"This commonsense law will protect pets from senseless tragedies and further our state's commitment to animal welfare," Pritzker said in a statement. "We're putting safety first and making sure the tragedy that West Chicago experienced in January will never happen again."
The Illinois Department of Agriculture will now ask about staffing and fire safety systems during kennel inspections. Local fire inspectors who find no sprinklers or alarms are encouraged to notify the department, which can take further action.
Kennel owners told the Tribune when the bills were proposed that requiring better alarms systems was a good idea, though some worried about the expense. Pappas said one compromise was to allow residential-grade fire alarms instead of the expensive commercial systems.
"As long as the alarm automatically triggers when there's a detection of a problem, that's all we need," she said.
She added that the new law should also protect firefighters and other first responders.
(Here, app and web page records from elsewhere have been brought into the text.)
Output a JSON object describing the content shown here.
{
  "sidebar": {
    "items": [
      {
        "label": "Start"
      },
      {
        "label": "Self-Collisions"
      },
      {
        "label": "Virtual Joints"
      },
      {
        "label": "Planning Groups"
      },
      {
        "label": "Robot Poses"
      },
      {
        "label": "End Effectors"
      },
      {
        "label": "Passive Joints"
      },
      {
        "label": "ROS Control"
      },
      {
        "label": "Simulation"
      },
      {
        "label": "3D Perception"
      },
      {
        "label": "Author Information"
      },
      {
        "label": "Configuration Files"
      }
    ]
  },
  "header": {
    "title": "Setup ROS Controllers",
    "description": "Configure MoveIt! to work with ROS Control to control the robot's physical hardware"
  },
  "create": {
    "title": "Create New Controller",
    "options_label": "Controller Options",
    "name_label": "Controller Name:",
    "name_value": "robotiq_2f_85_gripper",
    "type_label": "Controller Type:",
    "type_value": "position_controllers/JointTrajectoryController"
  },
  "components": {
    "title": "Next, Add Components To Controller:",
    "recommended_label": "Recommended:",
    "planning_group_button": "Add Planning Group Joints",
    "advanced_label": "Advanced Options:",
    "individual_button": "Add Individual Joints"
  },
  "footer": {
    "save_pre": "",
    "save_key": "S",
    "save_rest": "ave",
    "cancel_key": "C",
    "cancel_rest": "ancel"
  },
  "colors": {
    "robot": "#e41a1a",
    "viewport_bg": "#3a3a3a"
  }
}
Several were injured during the kennel fire when dogs they were trying to free attacked them in a panic.
"The sooner we can get first responders there, the better off we'll be," she said.